Reviews 2

Library Journal Review

With so many recent books on the artist, including a nearly definitive biography (Duchamp, LJ 12/96) and a newly revised catalogue raisonn (The Complete Works of Marcel Duchamp, LJ 9/15/97), one may question the need for a volume ostensibly focusing on the collection of Belgium gallerist Ronny van de Velde. But this contribution by renowned Dada scholar Naumann brings a fresh focus on Duchamp's interests in reproduction and appropriation and is thus a welcome addition. In highly readable prose, Naumann recounts the artist's career in chronological chapters, emphasizing both his early use of printing techniques to undermine deliberately his own career in painting and his later readymades and variant reproductions. Throughout, Naumann clearly shows how Duchamp harnessed mechanical reproduction paradoxically in the service of his constant striving not to repeat himself. Meticulously laid out and adorned with 440 illustrations (200 in color) of objects in van de Velde's collection and other seminal works, the book can serve equally the newcomer and the devotee. Highly recommended.--Douglas McClemont, New York (c) Copyright 2010. Library Journals LLC, a wholly owned subsidiary of Media Source, Inc. No redistribution permitted.

Choice Review

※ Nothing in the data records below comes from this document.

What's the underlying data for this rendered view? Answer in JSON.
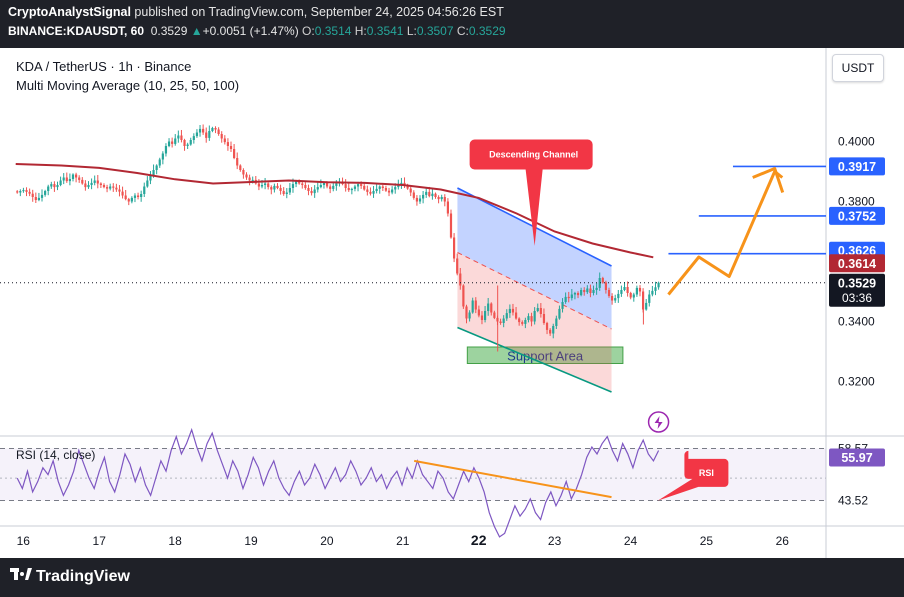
{
  "header": {
    "author": "CryptoAnalystSignal",
    "published_text": " published on TradingView.com, September 24, 2025 04:56:26 EST",
    "symbol_full": "BINANCE:KDAUSDT, 60",
    "last": "0.3529",
    "change": "+0.0051 (+1.47%)",
    "o_label": "O:",
    "o": "0.3514",
    "h_label": "H:",
    "h": "0.3541",
    "l_label": "L:",
    "l": "0.3507",
    "c_label": "C:",
    "c": "0.3529"
  },
  "legend": {
    "title": "KDA / TetherUS · 1h · Binance",
    "indicator": "Multi Moving Average (10, 25, 50, 100)",
    "rsi": "RSI (14, close)"
  },
  "currency_button": "USDT",
  "footer": {
    "brand": "TradingView"
  },
  "colors": {
    "up": "#26a69a",
    "down": "#ef5350",
    "ma": "#b22833",
    "channel_blue": "#2962ff",
    "channel_green": "#089981",
    "projection": "#f7931a",
    "rsi": "#7e57c2",
    "rsi_trend": "#f7931a",
    "callout": "#f23645",
    "price_tag": "#131722",
    "level_tag": "#2962ff"
  },
  "chart_data": {
    "type": "candlestick",
    "title": "KDA / TetherUS · 1h · Binance",
    "x_ticks": [
      "16",
      "17",
      "18",
      "19",
      "20",
      "21",
      "22",
      "23",
      "24",
      "25",
      "26"
    ],
    "x_tick_bold": "22",
    "y_ticks": [
      "0.4000",
      "0.3800",
      "0.3400",
      "0.3200"
    ],
    "y_range": [
      0.308,
      0.423
    ],
    "price_series_hourly_close": [
      0.383,
      0.3835,
      0.3838,
      0.3832,
      0.3826,
      0.3815,
      0.3805,
      0.3812,
      0.3822,
      0.3835,
      0.385,
      0.3858,
      0.3848,
      0.3855,
      0.387,
      0.388,
      0.3868,
      0.3875,
      0.389,
      0.388,
      0.3872,
      0.386,
      0.3848,
      0.3855,
      0.3862,
      0.387,
      0.386,
      0.3855,
      0.3848,
      0.3843,
      0.385,
      0.3846,
      0.384,
      0.3833,
      0.382,
      0.3808,
      0.38,
      0.3812,
      0.382,
      0.3815,
      0.3825,
      0.385,
      0.387,
      0.3885,
      0.3905,
      0.392,
      0.394,
      0.396,
      0.3985,
      0.4,
      0.3992,
      0.401,
      0.402,
      0.4005,
      0.3985,
      0.399,
      0.4005,
      0.4018,
      0.403,
      0.4042,
      0.403,
      0.4012,
      0.4035,
      0.4045,
      0.404,
      0.4025,
      0.401,
      0.3998,
      0.3985,
      0.3975,
      0.3945,
      0.392,
      0.3905,
      0.389,
      0.388,
      0.387,
      0.3872,
      0.386,
      0.385,
      0.3855,
      0.386,
      0.3848,
      0.384,
      0.3852,
      0.3845,
      0.3835,
      0.3825,
      0.383,
      0.3845,
      0.3858,
      0.3868,
      0.386,
      0.3855,
      0.3845,
      0.3835,
      0.3828,
      0.384,
      0.3848,
      0.3855,
      0.3862,
      0.385,
      0.3842,
      0.3852,
      0.386,
      0.3865,
      0.3858,
      0.3845,
      0.3838,
      0.3842,
      0.385,
      0.3858,
      0.3852,
      0.384,
      0.3832,
      0.3826,
      0.3835,
      0.3842,
      0.385,
      0.3845,
      0.3836,
      0.383,
      0.384,
      0.3848,
      0.3858,
      0.3862,
      0.3855,
      0.3843,
      0.383,
      0.3812,
      0.38,
      0.381,
      0.3822,
      0.3832,
      0.3818,
      0.3826,
      0.3815,
      0.3808,
      0.3815,
      0.38,
      0.376,
      0.368,
      0.361,
      0.356,
      0.352,
      0.345,
      0.341,
      0.343,
      0.347,
      0.344,
      0.342,
      0.3405,
      0.3435,
      0.346,
      0.343,
      0.3412,
      0.34,
      0.3395,
      0.341,
      0.3428,
      0.3442,
      0.343,
      0.341,
      0.3398,
      0.3392,
      0.3405,
      0.3418,
      0.34,
      0.3435,
      0.3445,
      0.3425,
      0.3395,
      0.3372,
      0.336,
      0.3385,
      0.341,
      0.3442,
      0.3465,
      0.3482,
      0.3478,
      0.349,
      0.3495,
      0.3488,
      0.3505,
      0.3498,
      0.351,
      0.3495,
      0.3505,
      0.3512,
      0.3545,
      0.353,
      0.3505,
      0.3485,
      0.347,
      0.3478,
      0.3492,
      0.3505,
      0.3515,
      0.3495,
      0.348,
      0.349,
      0.3512,
      0.35,
      0.344,
      0.3462,
      0.349,
      0.3502,
      0.3514,
      0.3529
    ],
    "moving_average_100": {
      "x_day": [
        15.9,
        16.5,
        17.0,
        17.5,
        18.0,
        18.5,
        19.0,
        19.5,
        20.0,
        20.5,
        21.0,
        21.5,
        22.0,
        22.5,
        23.0,
        23.5,
        24.0,
        24.3
      ],
      "values": [
        0.3925,
        0.392,
        0.3912,
        0.3895,
        0.3874,
        0.386,
        0.3865,
        0.387,
        0.3864,
        0.3862,
        0.3855,
        0.384,
        0.3812,
        0.376,
        0.37,
        0.366,
        0.363,
        0.3614
      ]
    },
    "descending_channel": {
      "upper": [
        [
          21.72,
          0.3845
        ],
        [
          23.75,
          0.3585
        ]
      ],
      "lower": [
        [
          21.72,
          0.338
        ],
        [
          23.75,
          0.3165
        ]
      ],
      "mid": [
        [
          21.72,
          0.363
        ],
        [
          23.75,
          0.3375
        ]
      ]
    },
    "support_area": {
      "low": 0.326,
      "high": 0.3315,
      "x_from": 21.85,
      "x_to": 23.9,
      "label": "Support Area"
    },
    "callouts": [
      {
        "text": "Descending Channel"
      },
      {
        "text": "RSI"
      }
    ],
    "projection_path": [
      [
        24.5,
        0.349
      ],
      [
        24.9,
        0.3615
      ],
      [
        25.3,
        0.355
      ],
      [
        25.9,
        0.39
      ],
      [
        26.0,
        0.388
      ]
    ],
    "levels": [
      {
        "label": "0.3917",
        "value": 0.3917,
        "x_from": 25.35
      },
      {
        "label": "0.3752",
        "value": 0.3752,
        "x_from": 24.9
      },
      {
        "label": "0.3626",
        "value": 0.3626,
        "x_from": 24.5
      }
    ],
    "ma_tag": "0.3614",
    "price_tag": "0.3529",
    "countdown": "03:36",
    "rsi": {
      "label": "RSI (14, close)",
      "levels": [
        "58.57",
        "55.97",
        "43.52"
      ],
      "current": 55.97,
      "series": [
        50,
        47,
        52,
        46,
        49,
        53,
        51,
        55,
        49,
        45,
        48,
        52,
        58,
        54,
        50,
        47,
        52,
        56,
        49,
        46,
        51,
        57,
        54,
        49,
        53,
        48,
        45,
        50,
        55,
        52,
        58,
        62,
        57,
        60,
        64,
        59,
        55,
        60,
        63,
        58,
        54,
        50,
        55,
        52,
        47,
        51,
        56,
        53,
        48,
        52,
        55,
        50,
        47,
        45,
        49,
        52,
        48,
        50,
        54,
        51,
        47,
        50,
        53,
        49,
        51,
        55,
        52,
        48,
        50,
        53,
        49,
        51,
        47,
        50,
        52,
        48,
        53,
        50,
        55,
        51,
        49,
        47,
        52,
        50,
        46,
        44,
        48,
        52,
        49,
        53,
        50,
        46,
        40,
        36,
        33,
        34,
        38,
        42,
        39,
        41,
        44,
        40,
        38,
        43,
        46,
        42,
        45,
        49,
        44,
        47,
        51,
        56,
        59,
        57,
        60,
        62,
        58,
        55,
        60,
        57,
        53,
        58,
        61,
        57,
        55,
        58
      ],
      "trendline": {
        "from_value": 55.0,
        "to_value": 44.5
      }
    }
  }
}
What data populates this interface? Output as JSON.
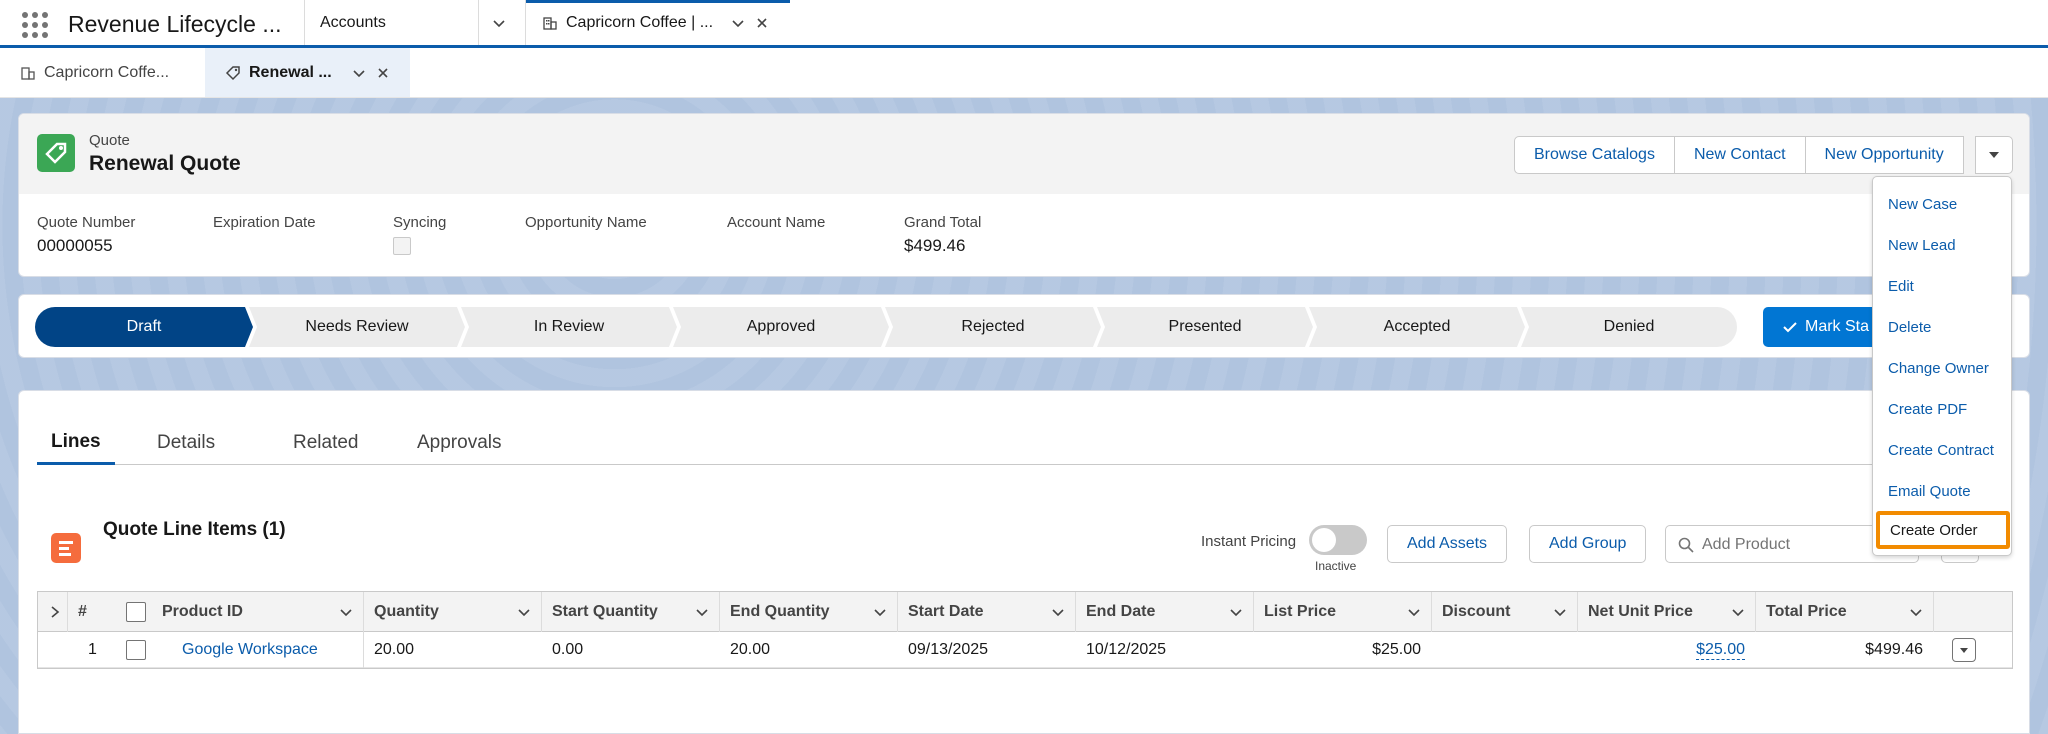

Independent scholar Naumann offers a luxuriously presented study of the ways in which a man driven by a passion for novelty employed processes of replication to give physical substance to his creative fancies. The author of Making Mischief: Dada Invades New York (CH, Jun'97) and numerous articles on Duchamp traces that lifetime pursuit and its widespread influence in nine chronologically ordered chapters and an epilogue. His account begins with Duchamp's "early experiences with print making" (1902-5) and his transition from traditional modes of expression into Dada (1915-23). Two decades after he moved from New York to Paris, where so many of his seminal ventures were initiated, he returned to the US and spent the rest of his life there, ingeniously exploiting those novelties. Naumann's treatise is a mine of information and insight into the activities of a Delphic figure, whose posthumous influence continues to grow--as he himself predicted it would. Hence we can agree with Naumann and others that the essential "originality" Duchamp confronts us with resides less in the works he generated--the replicas, "found objects," "ready-mades," and other novelties--than in his own fugitive presence as a radical individualist who was himself truly irreplaceable. Richly documented. General readers; upper-division undergraduates through professionals. F. A. Trapp; Amherst College